(Excerpts from an interface dataset)
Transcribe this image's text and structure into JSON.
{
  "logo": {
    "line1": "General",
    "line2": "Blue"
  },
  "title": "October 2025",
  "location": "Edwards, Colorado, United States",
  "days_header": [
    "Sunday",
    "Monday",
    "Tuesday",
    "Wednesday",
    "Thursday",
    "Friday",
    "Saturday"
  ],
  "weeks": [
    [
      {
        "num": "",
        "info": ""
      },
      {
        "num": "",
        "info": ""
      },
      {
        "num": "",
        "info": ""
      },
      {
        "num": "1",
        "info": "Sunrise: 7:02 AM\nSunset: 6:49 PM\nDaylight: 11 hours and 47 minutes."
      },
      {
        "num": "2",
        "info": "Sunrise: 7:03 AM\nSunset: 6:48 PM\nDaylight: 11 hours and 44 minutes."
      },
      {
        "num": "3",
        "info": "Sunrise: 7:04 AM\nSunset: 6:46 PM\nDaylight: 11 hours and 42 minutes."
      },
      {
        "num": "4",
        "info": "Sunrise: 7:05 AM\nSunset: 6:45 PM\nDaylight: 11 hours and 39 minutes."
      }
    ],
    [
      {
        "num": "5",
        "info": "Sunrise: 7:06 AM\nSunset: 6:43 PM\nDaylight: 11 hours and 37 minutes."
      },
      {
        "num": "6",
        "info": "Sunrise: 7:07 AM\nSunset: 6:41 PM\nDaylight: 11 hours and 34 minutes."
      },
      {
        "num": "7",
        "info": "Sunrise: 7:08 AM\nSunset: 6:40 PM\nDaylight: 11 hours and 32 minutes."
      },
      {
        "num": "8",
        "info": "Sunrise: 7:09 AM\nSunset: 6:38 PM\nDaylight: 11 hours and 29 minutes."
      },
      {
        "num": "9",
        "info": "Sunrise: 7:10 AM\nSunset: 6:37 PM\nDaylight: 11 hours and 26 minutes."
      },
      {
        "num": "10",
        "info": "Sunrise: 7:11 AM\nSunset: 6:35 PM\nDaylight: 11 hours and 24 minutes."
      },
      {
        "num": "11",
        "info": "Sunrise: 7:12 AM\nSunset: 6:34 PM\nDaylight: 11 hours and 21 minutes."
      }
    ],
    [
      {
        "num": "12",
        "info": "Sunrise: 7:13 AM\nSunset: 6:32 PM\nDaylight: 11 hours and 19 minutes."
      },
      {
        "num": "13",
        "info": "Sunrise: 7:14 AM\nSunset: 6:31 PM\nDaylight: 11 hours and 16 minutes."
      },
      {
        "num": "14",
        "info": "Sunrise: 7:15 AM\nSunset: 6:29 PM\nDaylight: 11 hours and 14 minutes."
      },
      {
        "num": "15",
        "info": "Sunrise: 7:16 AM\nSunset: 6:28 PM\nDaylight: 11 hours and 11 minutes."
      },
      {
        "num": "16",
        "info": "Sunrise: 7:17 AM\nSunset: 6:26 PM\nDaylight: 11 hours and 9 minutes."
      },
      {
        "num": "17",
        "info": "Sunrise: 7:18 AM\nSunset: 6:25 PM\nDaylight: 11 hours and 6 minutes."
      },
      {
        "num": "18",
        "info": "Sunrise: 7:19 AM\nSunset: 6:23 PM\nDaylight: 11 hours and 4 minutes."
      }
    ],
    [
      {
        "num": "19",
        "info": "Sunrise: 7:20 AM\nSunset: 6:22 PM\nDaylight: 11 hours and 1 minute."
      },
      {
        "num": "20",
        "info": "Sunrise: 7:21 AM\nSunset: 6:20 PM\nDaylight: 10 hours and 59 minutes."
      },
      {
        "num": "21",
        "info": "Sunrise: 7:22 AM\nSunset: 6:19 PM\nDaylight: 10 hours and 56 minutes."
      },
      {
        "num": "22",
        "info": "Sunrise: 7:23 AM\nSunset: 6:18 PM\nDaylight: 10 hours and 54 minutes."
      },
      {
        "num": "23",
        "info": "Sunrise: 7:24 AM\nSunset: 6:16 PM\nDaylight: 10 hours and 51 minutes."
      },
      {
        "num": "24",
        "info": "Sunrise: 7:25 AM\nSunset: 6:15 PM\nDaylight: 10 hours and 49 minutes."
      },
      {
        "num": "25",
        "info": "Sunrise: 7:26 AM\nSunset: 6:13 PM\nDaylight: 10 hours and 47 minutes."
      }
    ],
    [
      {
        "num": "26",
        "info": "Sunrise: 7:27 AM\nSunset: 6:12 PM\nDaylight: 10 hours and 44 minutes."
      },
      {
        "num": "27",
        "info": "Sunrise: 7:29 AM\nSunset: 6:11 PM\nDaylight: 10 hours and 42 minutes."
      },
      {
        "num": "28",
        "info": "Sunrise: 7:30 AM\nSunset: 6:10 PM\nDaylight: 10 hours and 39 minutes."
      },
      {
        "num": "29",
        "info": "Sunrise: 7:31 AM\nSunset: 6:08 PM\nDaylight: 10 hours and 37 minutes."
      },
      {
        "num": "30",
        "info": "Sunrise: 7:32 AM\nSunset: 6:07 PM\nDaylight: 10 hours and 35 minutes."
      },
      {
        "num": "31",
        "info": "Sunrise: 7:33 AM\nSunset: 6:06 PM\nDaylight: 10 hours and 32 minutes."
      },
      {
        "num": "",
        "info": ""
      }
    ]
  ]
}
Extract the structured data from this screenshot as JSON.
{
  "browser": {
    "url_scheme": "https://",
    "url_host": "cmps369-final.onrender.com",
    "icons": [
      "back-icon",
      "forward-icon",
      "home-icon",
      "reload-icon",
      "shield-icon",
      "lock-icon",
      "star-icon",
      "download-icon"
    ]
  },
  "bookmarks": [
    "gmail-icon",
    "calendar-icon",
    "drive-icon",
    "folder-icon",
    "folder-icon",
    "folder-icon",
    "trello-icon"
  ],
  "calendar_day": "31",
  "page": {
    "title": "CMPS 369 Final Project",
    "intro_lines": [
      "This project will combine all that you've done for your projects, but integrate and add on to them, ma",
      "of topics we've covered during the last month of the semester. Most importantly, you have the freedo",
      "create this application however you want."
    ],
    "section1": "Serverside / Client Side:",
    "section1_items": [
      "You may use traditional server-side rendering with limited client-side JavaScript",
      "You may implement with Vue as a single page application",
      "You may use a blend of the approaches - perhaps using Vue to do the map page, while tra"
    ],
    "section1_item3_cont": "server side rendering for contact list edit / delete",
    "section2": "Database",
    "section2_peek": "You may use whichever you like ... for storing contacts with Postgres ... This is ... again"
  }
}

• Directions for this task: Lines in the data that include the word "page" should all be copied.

• Solution:
  "page": {
      "You may implement with Vue as a single page application",
      "You may use a blend of the approaches - perhaps using Vue to do the map page, while tra"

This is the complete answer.